**The task**
Write out the listing below in its entirety, minus the pictures, without changing a word.
====== Provided information ======
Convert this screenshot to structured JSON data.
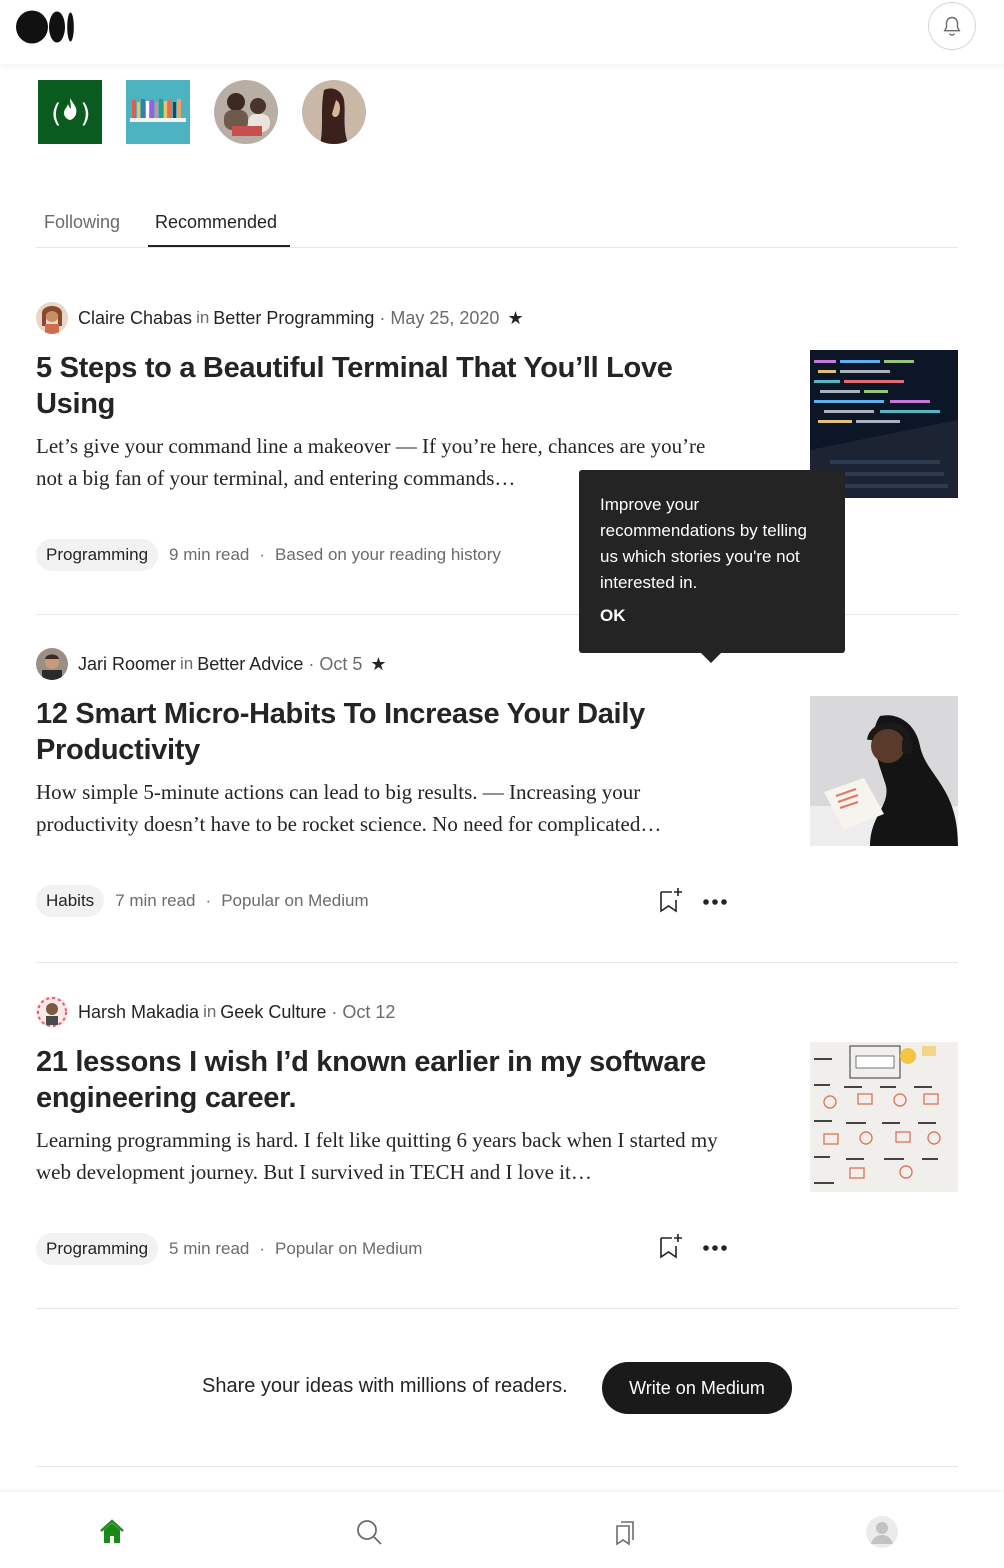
{
  "nav": {
    "icons": [
      "medium-logo-icon",
      "bell-icon"
    ]
  },
  "following_avatars": [
    {
      "name": "freecodecamp-avatar",
      "color": "#0a5c1e"
    },
    {
      "name": "bookshelf-avatar",
      "color": "#4db3c0"
    },
    {
      "name": "people-photo-avatar",
      "color": "#8b7e74"
    },
    {
      "name": "woman-photo-avatar",
      "color": "#6b4a3f"
    }
  ],
  "tabs": [
    {
      "label": "Following",
      "active": false
    },
    {
      "label": "Recommended",
      "active": true
    }
  ],
  "articles": [
    {
      "author": "Claire Chabas",
      "in": "in",
      "publication": "Better Programming",
      "date": "May 25, 2020",
      "star": "★",
      "title": "5 Steps to a Beautiful Terminal That You’ll Love Using",
      "excerpt": "Let’s give your command line a makeover — If you’re here, chances are you’re not a big fan of your terminal, and entering commands…",
      "tag": "Programming",
      "read_time": "9 min read",
      "reason": "Based on your reading history"
    },
    {
      "author": "Jari Roomer",
      "in": "in",
      "publication": "Better Advice",
      "date": "Oct 5",
      "star": "★",
      "title": "12 Smart Micro-Habits To Increase Your Daily Productivity",
      "excerpt": "How simple 5-minute actions can lead to big results. — Increasing your productivity doesn’t have to be rocket science. No need for complicated…",
      "tag": "Habits",
      "read_time": "7 min read",
      "reason": "Popular on Medium"
    },
    {
      "author": "Harsh Makadia",
      "in": "in",
      "publication": "Geek Culture",
      "date": "Oct 12",
      "star": "",
      "title": "21 lessons I wish I’d known earlier in my software engineering career.",
      "excerpt": "Learning programming is hard. I felt like quitting 6 years back when I started my web development journey. But I survived in TECH and I love it…",
      "tag": "Programming",
      "read_time": "5 min read",
      "reason": "Popular on Medium"
    }
  ],
  "tooltip": {
    "text": "Improve your recommendations by telling us which stories you're not interested in.",
    "ok": "OK"
  },
  "cta": {
    "text": "Share your ideas with millions of readers.",
    "button": "Write on Medium"
  },
  "bottom_nav": {
    "items": [
      "home-icon",
      "search-icon",
      "bookmarks-icon",
      "profile-icon"
    ],
    "active_color": "#1a8917"
  }
}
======
**Finished exercise**
Convert this screenshot to structured JSON data.
{
  "nav": {
    "icons": [
      "medium-logo-icon",
      "bell-icon"
    ]
  },
  "following_avatars": [
    {
      "name": "freecodecamp-avatar",
      "color": "#0a5c1e"
    },
    {
      "name": "bookshelf-avatar",
      "color": "#4db3c0"
    },
    {
      "name": "people-photo-avatar",
      "color": "#8b7e74"
    },
    {
      "name": "woman-photo-avatar",
      "color": "#6b4a3f"
    }
  ],
  "tabs": [
    {
      "label": "Following",
      "active": false
    },
    {
      "label": "Recommended",
      "active": true
    }
  ],
  "articles": [
    {
      "author": "Claire Chabas",
      "in": "in",
      "publication": "Better Programming",
      "date": "May 25, 2020",
      "star": "★",
      "title": "5 Steps to a Beautiful Terminal That You’ll Love Using",
      "excerpt": "Let’s give your command line a makeover — If you’re here, chances are you’re not a big fan of your terminal, and entering commands…",
      "tag": "Programming",
      "read_time": "9 min read",
      "reason": "Based on your reading history"
    },
    {
      "author": "Jari Roomer",
      "in": "in",
      "publication": "Better Advice",
      "date": "Oct 5",
      "star": "★",
      "title": "12 Smart Micro-Habits To Increase Your Daily Productivity",
      "excerpt": "How simple 5-minute actions can lead to big results. — Increasing your productivity doesn’t have to be rocket science. No need for complicated…",
      "tag": "Habits",
      "read_time": "7 min read",
      "reason": "Popular on Medium"
    },
    {
      "author": "Harsh Makadia",
      "in": "in",
      "publication": "Geek Culture",
      "date": "Oct 12",
      "star": "",
      "title": "21 lessons I wish I’d known earlier in my software engineering career.",
      "excerpt": "Learning programming is hard. I felt like quitting 6 years back when I started my web development journey. But I survived in TECH and I love it…",
      "tag": "Programming",
      "read_time": "5 min read",
      "reason": "Popular on Medium"
    }
  ],
  "tooltip": {
    "text": "Improve your recommendations by telling us which stories you're not interested in.",
    "ok": "OK"
  },
  "cta": {
    "text": "Share your ideas with millions of readers.",
    "button": "Write on Medium"
  },
  "bottom_nav": {
    "items": [
      "home-icon",
      "search-icon",
      "bookmarks-icon",
      "profile-icon"
    ],
    "active_color": "#1a8917"
  }
}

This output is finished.